Linda Hou                Class of 2003

The Ambassador Program was one of the best experiences of my life. I am grateful to have had this opportunity to learn a bit more about Taiwan, to be equipped by the Program with the accurate information and skills needed to take advocacy on behalf of Taiwan to a higher level. But most of all, I am indebted to the Ambassador Program for renewing in me the intangible—a deeper love for Taiwan and the inspiration to continue to fight.

Linda is currently attending medical school at the University of Southern California.



蔡沐學21歲南加州大學應屆畢業生 國際關係學



Jessica Jenq           Class of 2003

By the end of the program, I felt everyone worked as if he or she had known each other all their lives. I remember constantly asking myself, ‘Where else would do I ever get the opportunity to build strong relationships with people whose passion equals my own about Taiwan lobbying for the same cause?’”  

Jessica currently attends New York University.


她只能旁觀,不能展開她翅膀並且顯示身體中蘊含著無限潛能。現在的她只能夢想著自由                 周彥廷20歲 Tufts塔夫茲大學國際關係與經濟系 三年級

身為在國外環境裡長大的新一代台灣人,我經常無助地看著國內的政治鬥爭如野火般展開,同時國際間有許多報告指出台灣正面臨壓倒性外交破局。這好像我正看一隻美麗的鳥被鎖在小小的鳥籠裡,限制著她翅膀的伸展,她的自由。 當同類在她上方的天空自由地飛翔時,她只能旁觀,不能展開她翅膀並且顯示身體中蘊含著無限潛能。現在的她只能夢想著自由。

這次由福爾摩沙基金會贊助的參訪美國國會的旅程中,我們發現了一盞明燈。在拜會美國國會議員Mike Ross的幕僚長就是一個例子。 當我們談論我們的故事, 從SARS爆發被國際醫療團體拒絕而造成台灣居住人民的恐慌,到對岸飛彈的部署針對無罪的居民,我們觸動幕僚長的同情心。雖然未曾與這個島有過接觸,透過我們的引述讓她了解台灣人所面對的恐懼。我看著她原先的笑容逐漸變成一種憂心和同情的面色,她給我們欣慰且令人鼓舞的回應。然後她向我們保證她將激發的其他阿肯薩州的國會議員,也有著相同的關心。


Shin Shoji                 Class of 2003

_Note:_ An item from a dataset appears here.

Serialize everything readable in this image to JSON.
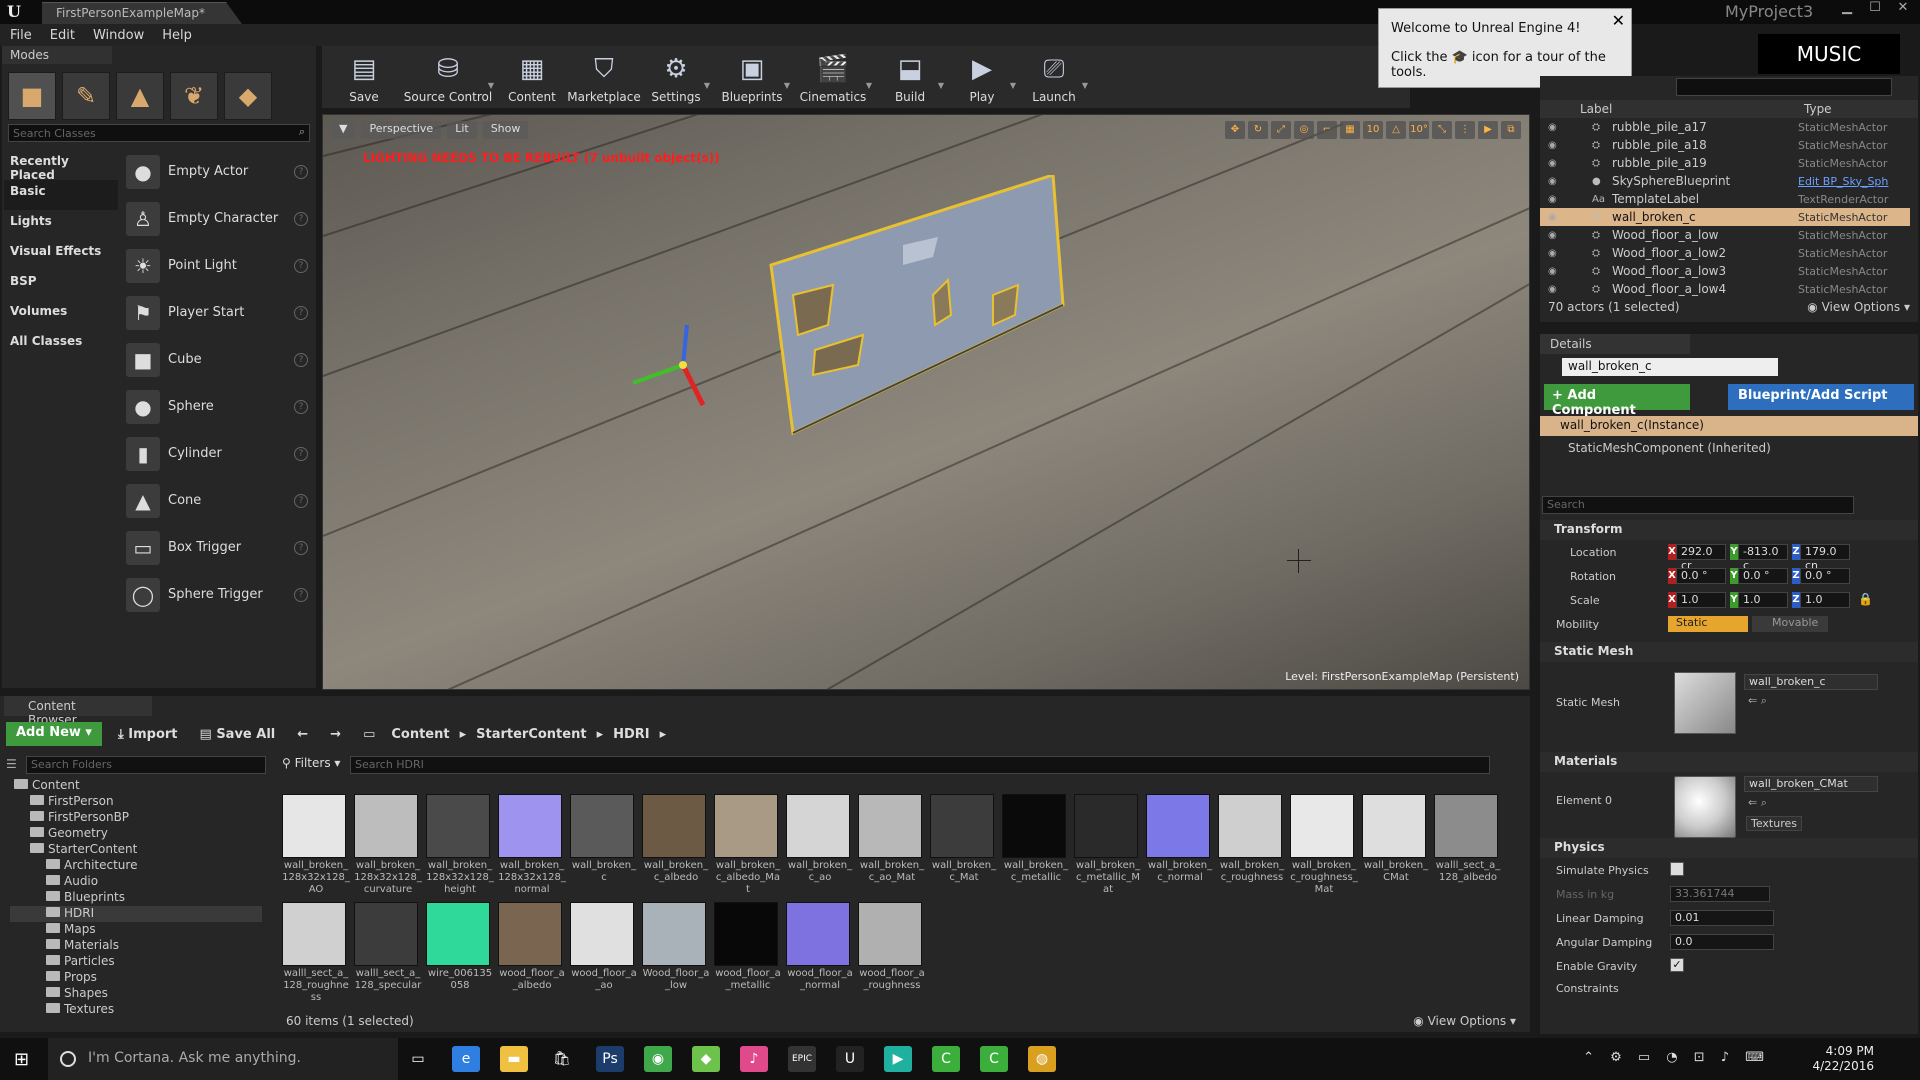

Participating in the 2003 Ambassador Program has changed my pessimistic outlook on the issue [of support for Taiwan’s cause]. I have realized that I am not alone in my concern for my ancestral homeland. In fact, the Program gave me opportunities to meet and talk to many people of all walks of life in their interest and advocacy for Taiwan. In this sense, the Program has been a very fulfilling experience.”

Shin graduated from the Johns Hopkins University studying International Relations.  He is currently living in Japan.


我認為新上任的議員們是個值得我們努力的對象      范凱云24歲東吳大學政治學研究所





想到Formosa Foundation Ambassador’s Program,感想是:真的不是普通人在幹的事。每天早上六點半床,先打電話給國會議員辦公室約時間,然後跑到辦公室一邊喝維他命飲料一邊找資料,九點到六點上課, 狼吞虎嚥把晚餐吃了之後又回到辦公室,還跟室友聊完八卦到半夜兩點才睡...在華盛頓每天跑七場面談,在要命的日光下複習下一場要講的內容,晚上還要準備隔天的面談。沒想到...大家一個比一個還有精神,幾乎到了超越人體負荷的地步!因為...我們是自願的。大家都對台灣有一種莫名的關愛,對台灣的情感是我們這一群人的共同點,也是我們無論如何也要守護的信念。

在國會議員辦公室裡想傳達的,也就是這種對台灣的熱誠.在與國會議員會面之後讓我印象最深的就是 Congressman James Langevin。他在委員會質詢當中抽出時間與我們會面.雖然坐著輪椅,他還是一一跟我們握手,也向我們為台灣的努力致敬。還有許多的議員也都表明支持台灣的價值觀,雖然議員們也提到了事情的複雜性跟他們的能力有限,我覺得台灣的處境還是有許多人在關注的。

國會活動的成功要歸功於 Formosa Foundation 的指導員與團員──他們對時事的見解,對責任的敬業,對理念的執著,都讓我感動。我相信跟我們見過面的議員與助理也會有同樣的感觸。.